GOAL OF THE EXERCISE:
Would you return every entry, exactly as it is written?

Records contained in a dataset
________________

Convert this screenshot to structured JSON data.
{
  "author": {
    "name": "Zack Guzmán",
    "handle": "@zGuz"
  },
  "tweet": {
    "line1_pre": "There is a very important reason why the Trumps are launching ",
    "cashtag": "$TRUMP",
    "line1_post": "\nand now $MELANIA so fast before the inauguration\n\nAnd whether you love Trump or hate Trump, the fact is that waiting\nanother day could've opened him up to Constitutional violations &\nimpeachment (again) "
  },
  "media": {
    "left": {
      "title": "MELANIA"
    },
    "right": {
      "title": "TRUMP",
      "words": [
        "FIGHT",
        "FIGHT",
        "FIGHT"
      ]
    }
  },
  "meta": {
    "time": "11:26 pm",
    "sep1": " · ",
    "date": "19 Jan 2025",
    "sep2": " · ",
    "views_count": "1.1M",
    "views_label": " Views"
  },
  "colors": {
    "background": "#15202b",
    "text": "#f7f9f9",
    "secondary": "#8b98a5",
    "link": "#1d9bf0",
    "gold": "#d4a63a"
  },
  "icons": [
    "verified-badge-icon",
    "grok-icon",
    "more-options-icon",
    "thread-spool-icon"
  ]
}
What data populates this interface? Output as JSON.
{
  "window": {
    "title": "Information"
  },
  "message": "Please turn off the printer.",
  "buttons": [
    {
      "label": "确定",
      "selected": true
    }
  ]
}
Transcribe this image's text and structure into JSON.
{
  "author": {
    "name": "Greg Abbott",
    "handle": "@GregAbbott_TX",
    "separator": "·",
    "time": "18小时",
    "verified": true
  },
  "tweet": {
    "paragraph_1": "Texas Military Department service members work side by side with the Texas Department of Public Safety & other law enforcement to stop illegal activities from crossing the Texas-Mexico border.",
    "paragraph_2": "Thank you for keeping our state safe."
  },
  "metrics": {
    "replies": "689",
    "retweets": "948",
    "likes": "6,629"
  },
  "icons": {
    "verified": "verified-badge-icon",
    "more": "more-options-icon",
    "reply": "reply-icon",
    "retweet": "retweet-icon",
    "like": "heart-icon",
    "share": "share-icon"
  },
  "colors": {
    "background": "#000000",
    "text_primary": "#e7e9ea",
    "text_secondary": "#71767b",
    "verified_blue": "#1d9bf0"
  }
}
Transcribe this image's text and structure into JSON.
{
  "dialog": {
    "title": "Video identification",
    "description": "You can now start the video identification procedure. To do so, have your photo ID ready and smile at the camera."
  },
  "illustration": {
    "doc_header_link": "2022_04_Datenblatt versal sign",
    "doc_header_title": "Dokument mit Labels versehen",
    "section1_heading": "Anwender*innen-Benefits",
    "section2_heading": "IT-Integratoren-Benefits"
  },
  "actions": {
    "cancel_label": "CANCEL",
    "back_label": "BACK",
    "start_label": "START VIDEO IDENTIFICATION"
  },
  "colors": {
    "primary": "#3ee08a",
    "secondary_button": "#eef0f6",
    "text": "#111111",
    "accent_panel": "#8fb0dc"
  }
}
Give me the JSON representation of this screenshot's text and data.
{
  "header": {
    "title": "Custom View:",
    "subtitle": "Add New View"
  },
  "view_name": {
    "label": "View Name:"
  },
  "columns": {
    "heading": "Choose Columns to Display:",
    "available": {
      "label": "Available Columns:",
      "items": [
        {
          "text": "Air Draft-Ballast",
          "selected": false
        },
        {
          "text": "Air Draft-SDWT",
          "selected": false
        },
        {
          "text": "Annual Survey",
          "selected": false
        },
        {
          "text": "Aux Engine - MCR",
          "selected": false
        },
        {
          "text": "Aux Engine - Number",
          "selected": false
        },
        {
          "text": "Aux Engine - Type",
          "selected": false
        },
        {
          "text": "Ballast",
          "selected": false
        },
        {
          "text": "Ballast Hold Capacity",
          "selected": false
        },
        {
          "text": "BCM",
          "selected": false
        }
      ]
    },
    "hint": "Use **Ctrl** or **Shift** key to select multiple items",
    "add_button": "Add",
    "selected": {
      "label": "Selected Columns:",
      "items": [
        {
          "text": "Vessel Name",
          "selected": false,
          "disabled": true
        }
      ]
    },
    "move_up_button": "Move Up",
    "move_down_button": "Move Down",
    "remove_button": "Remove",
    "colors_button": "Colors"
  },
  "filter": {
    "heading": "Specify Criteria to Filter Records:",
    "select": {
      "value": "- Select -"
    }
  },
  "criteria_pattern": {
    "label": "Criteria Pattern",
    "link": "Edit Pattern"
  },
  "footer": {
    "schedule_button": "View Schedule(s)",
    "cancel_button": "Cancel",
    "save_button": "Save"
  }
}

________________

RESULT:
Convert this screenshot to structured JSON data.
{
  "author": {
    "name": "Zack Guzmán",
    "handle": "@zGuz"
  },
  "tweet": {
    "line1_pre": "There is a very important reason why the Trumps are launching ",
    "cashtag": "$TRUMP",
    "line1_post": "\nand now $MELANIA so fast before the inauguration\n\nAnd whether you love Trump or hate Trump, the fact is that waiting\nanother day could've opened him up to Constitutional violations &\nimpeachment (again) "
  },
  "media": {
    "left": {
      "title": "MELANIA"
    },
    "right": {
      "title": "TRUMP",
      "words": [
        "FIGHT",
        "FIGHT",
        "FIGHT"
      ]
    }
  },
  "meta": {
    "time": "11:26 pm",
    "sep1": " · ",
    "date": "19 Jan 2025",
    "sep2": " · ",
    "views_count": "1.1M",
    "views_label": " Views"
  },
  "colors": {
    "background": "#15202b",
    "text": "#f7f9f9",
    "secondary": "#8b98a5",
    "link": "#1d9bf0",
    "gold": "#d4a63a"
  },
  "icons": [
    "verified-badge-icon",
    "grok-icon",
    "more-options-icon",
    "thread-spool-icon"
  ]
}
What data populates this interface? Output as JSON.
{
  "window": {
    "title": "Information"
  },
  "message": "Please turn off the printer.",
  "buttons": [
    {
      "label": "确定",
      "selected": true
    }
  ]
}
Transcribe this image's text and structure into JSON.
{
  "author": {
    "name": "Greg Abbott",
    "handle": "@GregAbbott_TX",
    "separator": "·",
    "time": "18小时",
    "verified": true
  },
  "tweet": {
    "paragraph_1": "Texas Military Department service members work side by side with the Texas Department of Public Safety & other law enforcement to stop illegal activities from crossing the Texas-Mexico border.",
    "paragraph_2": "Thank you for keeping our state safe."
  },
  "metrics": {
    "replies": "689",
    "retweets": "948",
    "likes": "6,629"
  },
  "icons": {
    "verified": "verified-badge-icon",
    "more": "more-options-icon",
    "reply": "reply-icon",
    "retweet": "retweet-icon",
    "like": "heart-icon",
    "share": "share-icon"
  },
  "colors": {
    "background": "#000000",
    "text_primary": "#e7e9ea",
    "text_secondary": "#71767b",
    "verified_blue": "#1d9bf0"
  }
}
Transcribe this image's text and structure into JSON.
{
  "dialog": {
    "title": "Video identification",
    "description": "You can now start the video identification procedure. To do so, have your photo ID ready and smile at the camera."
  },
  "illustration": {
    "doc_header_link": "2022_04_Datenblatt versal sign",
    "doc_header_title": "Dokument mit Labels versehen",
    "section1_heading": "Anwender*innen-Benefits",
    "section2_heading": "IT-Integratoren-Benefits"
  },
  "actions": {
    "cancel_label": "CANCEL",
    "back_label": "BACK",
    "start_label": "START VIDEO IDENTIFICATION"
  },
  "colors": {
    "primary": "#3ee08a",
    "secondary_button": "#eef0f6",
    "text": "#111111",
    "accent_panel": "#8fb0dc"
  }
}
Give me the JSON representation of this screenshot's text and data.
{
  "header": {
    "title": "Custom View:",
    "subtitle": "Add New View"
  },
  "view_name": {
    "label": "View Name:"
  },
  "columns": {
    "heading": "Choose Columns to Display:",
    "available": {
      "label": "Available Columns:",
      "items": [
        {
          "text": "Air Draft-Ballast",
          "selected": false
        },
        {
          "text": "Air Draft-SDWT",
          "selected": false
        },
        {
          "text": "Annual Survey",
          "selected": false
        },
        {
          "text": "Aux Engine - MCR",
          "selected": false
        },
        {
          "text": "Aux Engine - Number",
          "selected": false
        },
        {
          "text": "Aux Engine - Type",
          "selected": false
        },
        {
          "text": "Ballast",
          "selected": false
        },
        {
          "text": "Ballast Hold Capacity",
          "selected": false
        },
        {
          "text": "BCM",
          "selected": false
        }
      ]
    },
    "hint": "Use **Ctrl** or **Shift** key to select multiple items",
    "add_button": "Add",
    "selected": {
      "label": "Selected Columns:",
      "items": [
        {
          "text": "Vessel Name",
          "selected": false,
          "disabled": true
        }
      ]
    },
    "move_up_button": "Move Up",
    "move_down_button": "Move Down",
    "remove_button": "Remove",
    "colors_button": "Colors"
  },
  "filter": {
    "heading": "Specify Criteria to Filter Records:",
    "select": {
      "value": "- Select -"
    }
  },
  "criteria_pattern": {
    "label": "Criteria Pattern",
    "link": "Edit Pattern"
  },
  "footer": {
    "schedule_button": "View Schedule(s)",
    "cancel_button": "Cancel",
    "save_button": "Save"
  }
}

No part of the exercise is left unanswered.